By RALPH D. RUSSO
The Associated Press
College football is a chalky sport.
Parity is usually found in the middle class. The favorites usually win the championships. For some teams, though, simply being in contention late in the season or reaching the conference title game is a huge accomplishment. Just ask fans of Northwestern or Pitt, both of which were surprising division winners last season. Or Washington State fans, whose team went into the regular-season finale with a chance to play for the Pac-12 title. Or fans of Syracuse, understandably fired up about finishing second to Clemson in the ACC Atlantic.
The traditional powers will probably wind up claiming the playoff spots and big trophies this year, too. But a few dark horses will emerge to make those conferences races more interesting.

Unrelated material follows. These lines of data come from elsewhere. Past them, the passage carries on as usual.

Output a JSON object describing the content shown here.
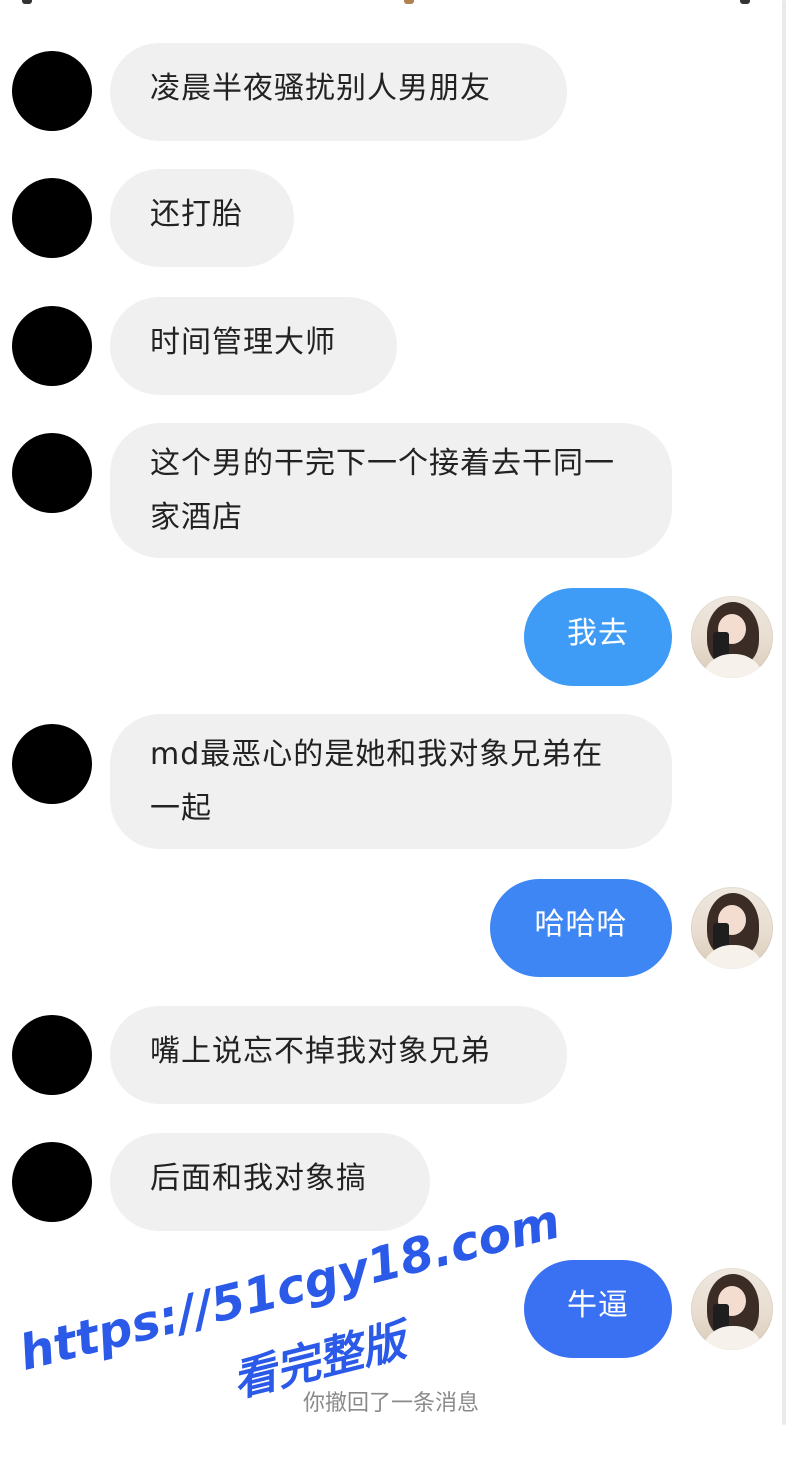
{
  "messages": [
    {
      "side": "in",
      "text": "凌晨半夜骚扰别人男朋友"
    },
    {
      "side": "in",
      "text": "还打胎"
    },
    {
      "side": "in",
      "text": "时间管理大师"
    },
    {
      "side": "in",
      "text": "这个男的干完下一个接着去干同一家酒店"
    },
    {
      "side": "out",
      "text": "我去"
    },
    {
      "side": "in",
      "text": "md最恶心的是她和我对象兄弟在一起"
    },
    {
      "side": "out",
      "text": "哈哈哈"
    },
    {
      "side": "in",
      "text": "嘴上说忘不掉我对象兄弟"
    },
    {
      "side": "in",
      "text": "后面和我对象搞"
    },
    {
      "side": "out",
      "text": "牛逼"
    }
  ],
  "system_notice": "你撤回了一条消息",
  "watermark": {
    "url": "https://51cgy18.com",
    "caption": "看完整版"
  },
  "colors": {
    "incoming_bubble": "#f0f0f0",
    "outgoing_bubble_light": "#3e9cf7",
    "outgoing_bubble_mid": "#3d86f3",
    "outgoing_bubble_dark": "#3a70f2",
    "watermark": "#2b5ae8"
  },
  "icons": {
    "contact_avatar": "blacked-out-avatar",
    "self_avatar": "girl-photo-avatar"
  }
}
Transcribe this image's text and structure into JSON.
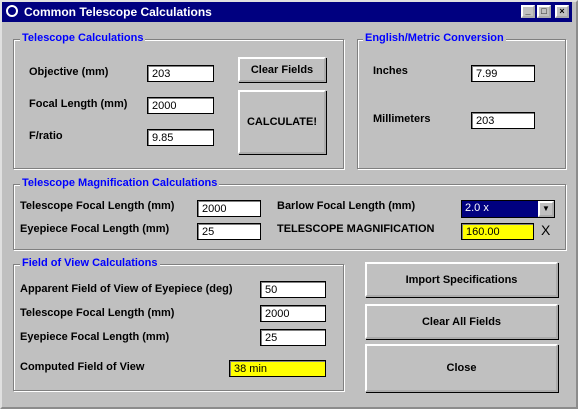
{
  "window": {
    "title": "Common Telescope Calculations",
    "minimize": "_",
    "maximize": "□",
    "close": "×"
  },
  "telescope_calc": {
    "legend": "Telescope Calculations",
    "objective_label": "Objective (mm)",
    "objective_value": "203",
    "focal_label": "Focal Length (mm)",
    "focal_value": "2000",
    "fratio_label": "F/ratio",
    "fratio_value": "9.85",
    "clear_fields": "Clear Fields",
    "calculate": "CALCULATE!"
  },
  "conversion": {
    "legend": "English/Metric Conversion",
    "inches_label": "Inches",
    "inches_value": "7.99",
    "mm_label": "Millimeters",
    "mm_value": "203"
  },
  "magnification": {
    "legend": "Telescope Magnification Calculations",
    "tfl_label": "Telescope Focal Length (mm)",
    "tfl_value": "2000",
    "efl_label": "Eyepiece Focal Length (mm)",
    "efl_value": "25",
    "barlow_label": "Barlow Focal Length (mm)",
    "barlow_value": "2.0 x",
    "mag_label": "TELESCOPE MAGNIFICATION",
    "mag_value": "160.00",
    "x_mark": "X"
  },
  "fov": {
    "legend": "Field of View Calculations",
    "afov_label": "Apparent Field of View of Eyepiece (deg)",
    "afov_value": "50",
    "tfl_label": "Telescope Focal Length (mm)",
    "tfl_value": "2000",
    "efl_label": "Eyepiece Focal Length (mm)",
    "efl_value": "25",
    "computed_label": "Computed Field of View",
    "computed_value": "38 min"
  },
  "buttons": {
    "import": "Import Specifications",
    "clear_all": "Clear All Fields",
    "close": "Close"
  },
  "colors": {
    "title_bar": "#000080",
    "legend_text": "#0000ff",
    "result_bg": "#ffff00"
  }
}
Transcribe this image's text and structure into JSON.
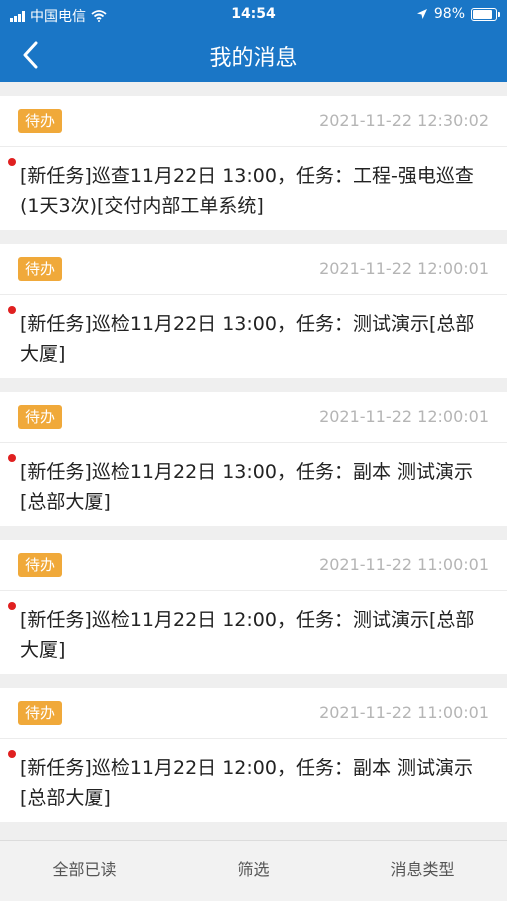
{
  "status_bar": {
    "carrier": "中国电信",
    "time": "14:54",
    "battery": "98%",
    "icons": [
      "signal-icon",
      "wifi-icon",
      "location-arrow-icon",
      "battery-icon"
    ]
  },
  "nav": {
    "title": "我的消息",
    "back_icon": "back-chevron-icon"
  },
  "messages": [
    {
      "badge": "待办",
      "time": "2021-11-22 12:30:02",
      "content": "[新任务]巡查11月22日 13:00，任务：工程-强电巡查(1天3次)[交付内部工单系统]",
      "unread": true
    },
    {
      "badge": "待办",
      "time": "2021-11-22 12:00:01",
      "content": "[新任务]巡检11月22日 13:00，任务：测试演示[总部大厦]",
      "unread": true
    },
    {
      "badge": "待办",
      "time": "2021-11-22 12:00:01",
      "content": "[新任务]巡检11月22日 13:00，任务：副本 测试演示[总部大厦]",
      "unread": true
    },
    {
      "badge": "待办",
      "time": "2021-11-22 11:00:01",
      "content": "[新任务]巡检11月22日 12:00，任务：测试演示[总部大厦]",
      "unread": true
    },
    {
      "badge": "待办",
      "time": "2021-11-22 11:00:01",
      "content": "[新任务]巡检11月22日 12:00，任务：副本 测试演示[总部大厦]",
      "unread": true
    }
  ],
  "toolbar": {
    "mark_all_read": "全部已读",
    "filter": "筛选",
    "message_type": "消息类型"
  },
  "colors": {
    "header_blue": "#1a76c6",
    "badge_orange": "#f0a93a",
    "unread_dot": "#e02020"
  }
}
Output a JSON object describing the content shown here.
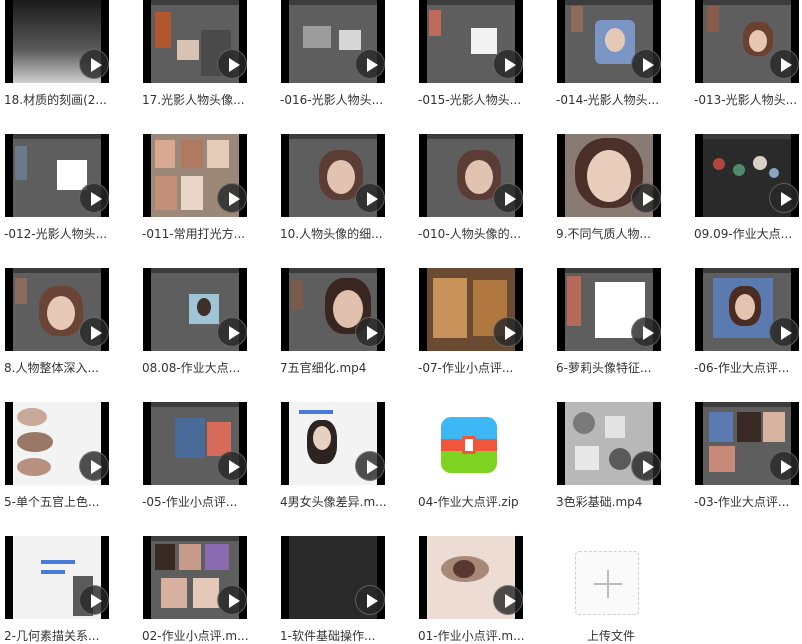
{
  "files": [
    {
      "name": "18.材质的刻画(2..."
    },
    {
      "name": "17.光影人物头像..."
    },
    {
      "name": "-016-光影人物头..."
    },
    {
      "name": "-015-光影人物头..."
    },
    {
      "name": "-014-光影人物头..."
    },
    {
      "name": "-013-光影人物头..."
    },
    {
      "name": "-012-光影人物头..."
    },
    {
      "name": "-011-常用打光方..."
    },
    {
      "name": "10.人物头像的细..."
    },
    {
      "name": "-010-人物头像的..."
    },
    {
      "name": "9.不同气质人物..."
    },
    {
      "name": "09.09-作业大点..."
    },
    {
      "name": "8.人物整体深入..."
    },
    {
      "name": "08.08-作业大点..."
    },
    {
      "name": "7五官细化.mp4"
    },
    {
      "name": "-07-作业小点评..."
    },
    {
      "name": "6-萝莉头像特征..."
    },
    {
      "name": "-06-作业大点评..."
    },
    {
      "name": "5-单个五官上色..."
    },
    {
      "name": "-05-作业小点评..."
    },
    {
      "name": "4男女头像差异.m..."
    },
    {
      "name": "04-作业大点评.zip"
    },
    {
      "name": "3色彩基础.mp4"
    },
    {
      "name": "-03-作业大点评..."
    },
    {
      "name": "2-几何素描关系..."
    },
    {
      "name": "02-作业小点评.m..."
    },
    {
      "name": "1-软件基础操作..."
    },
    {
      "name": "01-作业小点评.m..."
    }
  ],
  "upload": {
    "label": "上传文件"
  },
  "colors": {
    "zip_blue": "#3db8f5",
    "zip_orange": "#f5a623",
    "zip_green": "#7ed321",
    "zip_red": "#f0563b"
  }
}
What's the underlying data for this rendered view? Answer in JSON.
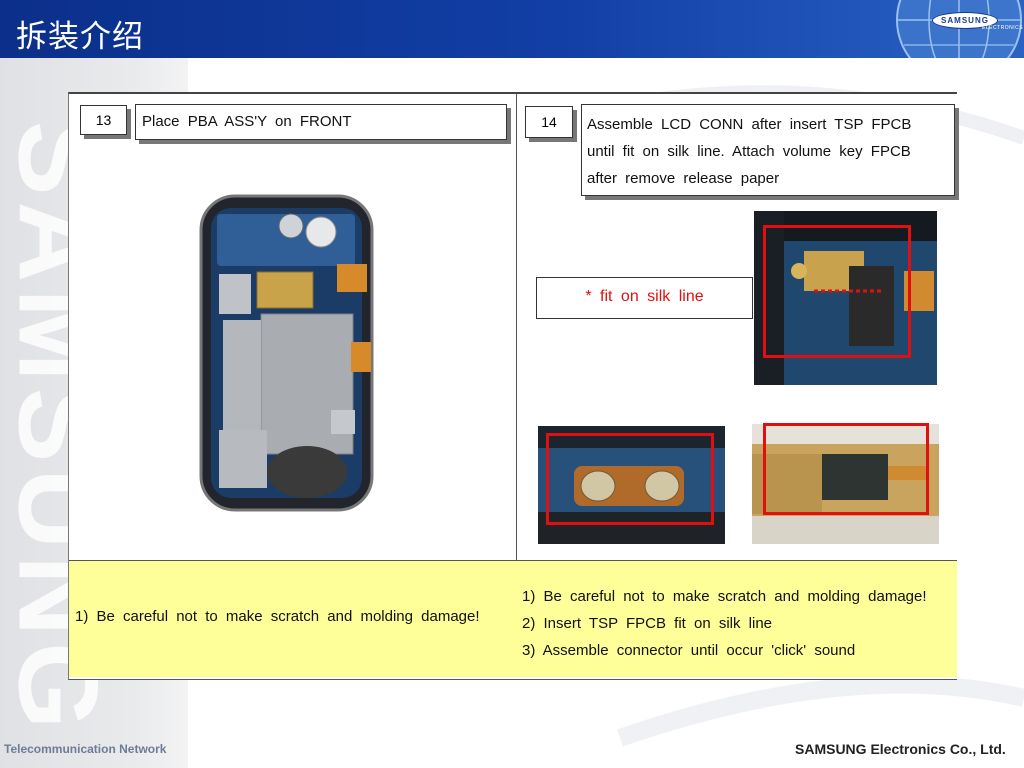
{
  "header": {
    "title": "拆装介绍",
    "logo_text": "SAMSUNG",
    "logo_sub": "ELECTRONICS"
  },
  "watermark": {
    "text": "SAMSUNG"
  },
  "step13": {
    "number": "13",
    "title": "Place PBA ASS'Y on FRONT"
  },
  "step14": {
    "number": "14",
    "lines": [
      "Assemble LCD CONN after insert TSP FPCB",
      "until fit on silk line. Attach volume key FPCB",
      "after remove release paper"
    ],
    "callout": "* fit on silk line"
  },
  "notes13": [
    "1) Be careful not to make scratch and molding damage!"
  ],
  "notes14": [
    "1) Be careful not to make scratch and molding damage!",
    "2) Insert TSP FPCB fit on silk line",
    "3) Assemble connector until occur 'click' sound"
  ],
  "footer": {
    "left": "Telecommunication Network",
    "right": "SAMSUNG Electronics Co., Ltd."
  },
  "colors": {
    "header_blue": "#123fa6",
    "note_yellow": "#ffff99",
    "highlight_red": "#e01010"
  }
}
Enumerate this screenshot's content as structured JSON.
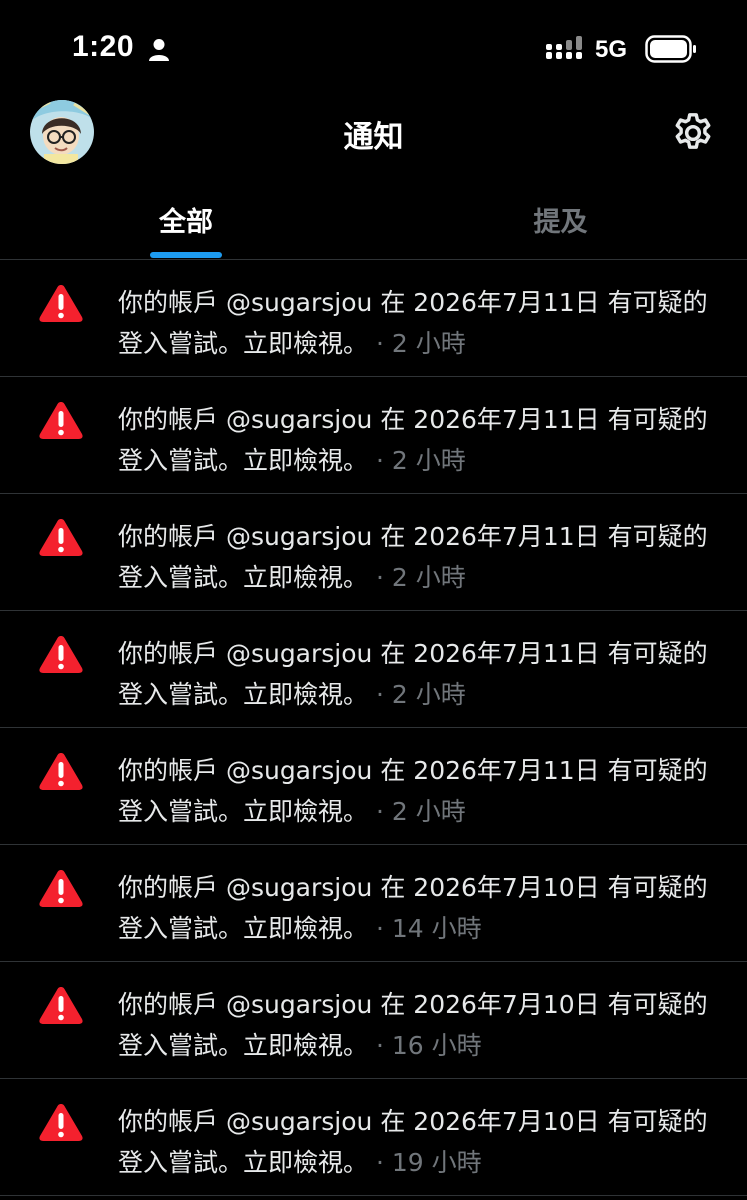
{
  "status_bar": {
    "time": "1:20",
    "network": "5G",
    "icons": [
      "person-icon",
      "signal-icon",
      "battery-icon"
    ]
  },
  "header": {
    "title": "通知",
    "avatar": "avatar",
    "settings_icon": "gear-icon"
  },
  "tabs": [
    {
      "label": "全部",
      "active": true
    },
    {
      "label": "提及",
      "active": false
    }
  ],
  "colors": {
    "background": "#000000",
    "accent": "#1d9bf0",
    "warning": "#f4212e",
    "muted": "#71767b",
    "divider": "#2f3336"
  },
  "notifications": [
    {
      "text": "你的帳戶 @sugarsjou 在 2026年7月11日 有可疑的登入嘗試。立即檢視。",
      "time": "· 2 小時"
    },
    {
      "text": "你的帳戶 @sugarsjou 在 2026年7月11日 有可疑的登入嘗試。立即檢視。",
      "time": "· 2 小時"
    },
    {
      "text": "你的帳戶 @sugarsjou 在 2026年7月11日 有可疑的登入嘗試。立即檢視。",
      "time": "· 2 小時"
    },
    {
      "text": "你的帳戶 @sugarsjou 在 2026年7月11日 有可疑的登入嘗試。立即檢視。",
      "time": "· 2 小時"
    },
    {
      "text": "你的帳戶 @sugarsjou 在 2026年7月11日 有可疑的登入嘗試。立即檢視。",
      "time": "· 2 小時"
    },
    {
      "text": "你的帳戶 @sugarsjou 在 2026年7月10日 有可疑的登入嘗試。立即檢視。",
      "time": "· 14 小時"
    },
    {
      "text": "你的帳戶 @sugarsjou 在 2026年7月10日 有可疑的登入嘗試。立即檢視。",
      "time": "· 16 小時"
    },
    {
      "text": "你的帳戶 @sugarsjou 在 2026年7月10日 有可疑的登入嘗試。立即檢視。",
      "time": "· 19 小時"
    }
  ]
}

Maybe these six teams:
The Pac-12 South is currently a bit of a mess. Only Utah is a solid bet to be good. There is opportunity for another team to make a big move. USC is the best bet purely on talent, but the Trojans should never be considered a dark horse in the Pac-12. The Sun Devils have some interesting pieces. The offense is loaded with experience, led by star running back Eno Benjamin, but will be breaking in a new quarterback and looking for a big-play receiver to replace N’Keal Harry. The defense is filled with sophomores — most notably linebacker Merlin Robertson — who played through growing pains last year and could be a lot better in Year 2 under Herm Edwards. The schedule (this will be a recurring theme) provides the benefit of not facing North Division powers Washington and Stanford.
At Temple, coach Matt Rhule took the Owls from 2-10 in his first season to 6-6 in the second to a 10-win breakthrough in Year 3. At Baylor, Rhule’s team went 1-11 upon arrival and jumped to 7-6 last year. The Big 12 doesn’t provide the same opportunity for upward mobility that the American Athletic Conference does, but the Bears seem to be heading in the right direction. Quarterback Charlie Brewer is a good place to start. There is speed on both sides of the ball. The schedule sets up nicely, with three nonconference cupcakes to build confidence in September and five Big 12 games in Waco, including Oklahoma and Texas on back-to-back weekends in November.
At first glance, the Gophers’ sophomore-heavy depth chart looks a year away from making a serious challenge in the Big Ten West. But Year 3 under P.J. Fleck could see an early arrival. The Gophers have one of the Big Ten’s best receivers in Tyler Johnson, three good running backs and a nice balance of senior leadership and talented underclassmen on defense. They also have the most favorable schedule in the West, with five Big Ten home games and only one division crossover against the East’s Big 4. The Gophers get Penn State at home.
Since winning the West Division and reaching the championship game in their first season in the American Athletic Conference, the Midshipmen have gotten worse each season. Navy bottomed out last year at 3-10, coach Ken Niumatalolo’s worst record in 12 seasons. Has playing in a conference caught up to Navy? Maybe, but it’s hard to believe the Middies won’t bounce back at least a little bit. The schedule steers them clear of East Division favorites UCF and Cincinnati and in a division with good depth that could be enough to nudge Navy into contention.
The Volunteers are nowhere near challenging Georgia or Alabama after finishing last in the SEC East in 2018. Jeremy Pruitt is still reshaping the roster after a lack of development under Butch Jones. But there are enough former blue-chip prospects in Knoxville for the Vols to be competitive against any team in the SEC East not named Georgia. If the offensive line can keep him healthy, former four-star recruit Jarrett Guarantano could emerge as the SEC’s third-best quarterback behind Tua Tagovailoa and Jake Fromm.
The race for second to Clemson in the ACC Atlantic is wide open again. Why not Wake? Coach Dave Clawson has two capable quarterbacks (Jamie Newman and Sam Hartman) to lead an offense with experience upfront and numerous potential playmakers. Admittedly, the defense needs significant improvement. The margin between success and failure for Wake is thin, but you don’t have to stretch the imagination to picture the Demon Deacons heading into a midseason home game against Florida State at 5-1 or even 6-0.